**Extracted entries**.
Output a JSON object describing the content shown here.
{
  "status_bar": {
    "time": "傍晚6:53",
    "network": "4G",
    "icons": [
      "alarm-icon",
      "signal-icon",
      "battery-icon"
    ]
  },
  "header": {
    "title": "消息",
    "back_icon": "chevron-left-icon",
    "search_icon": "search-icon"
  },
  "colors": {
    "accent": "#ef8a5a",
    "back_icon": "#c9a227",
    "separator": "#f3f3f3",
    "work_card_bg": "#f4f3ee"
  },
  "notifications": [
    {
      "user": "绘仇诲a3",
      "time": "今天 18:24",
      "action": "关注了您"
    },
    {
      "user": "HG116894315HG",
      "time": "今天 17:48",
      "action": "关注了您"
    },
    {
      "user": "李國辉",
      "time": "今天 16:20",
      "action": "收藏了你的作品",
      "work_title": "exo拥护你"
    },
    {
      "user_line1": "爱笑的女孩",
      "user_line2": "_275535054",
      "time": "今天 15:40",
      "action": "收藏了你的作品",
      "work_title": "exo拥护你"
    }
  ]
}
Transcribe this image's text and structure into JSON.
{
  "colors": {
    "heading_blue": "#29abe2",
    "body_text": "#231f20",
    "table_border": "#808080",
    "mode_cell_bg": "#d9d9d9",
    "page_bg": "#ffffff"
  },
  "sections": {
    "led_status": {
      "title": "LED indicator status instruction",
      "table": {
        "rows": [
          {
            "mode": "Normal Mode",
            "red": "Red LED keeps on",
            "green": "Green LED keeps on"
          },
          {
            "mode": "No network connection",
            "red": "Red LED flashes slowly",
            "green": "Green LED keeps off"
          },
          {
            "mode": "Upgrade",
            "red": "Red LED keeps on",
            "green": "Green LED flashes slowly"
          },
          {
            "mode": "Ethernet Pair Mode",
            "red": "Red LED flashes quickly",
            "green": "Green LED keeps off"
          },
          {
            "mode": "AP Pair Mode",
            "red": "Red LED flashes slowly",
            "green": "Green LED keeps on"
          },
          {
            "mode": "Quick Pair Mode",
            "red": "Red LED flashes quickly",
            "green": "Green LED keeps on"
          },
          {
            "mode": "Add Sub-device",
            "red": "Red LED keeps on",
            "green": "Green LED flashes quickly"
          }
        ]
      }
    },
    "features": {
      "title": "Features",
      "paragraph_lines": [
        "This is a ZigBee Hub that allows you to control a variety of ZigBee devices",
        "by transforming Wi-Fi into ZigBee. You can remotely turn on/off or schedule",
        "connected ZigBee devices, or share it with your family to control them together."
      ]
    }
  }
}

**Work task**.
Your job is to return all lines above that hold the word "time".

**Answer section**.
    "time": "傍晚6:53",
      "time": "今天 18:24",
      "time": "今天 17:48",
      "time": "今天 16:20",
      "time": "今天 15:40",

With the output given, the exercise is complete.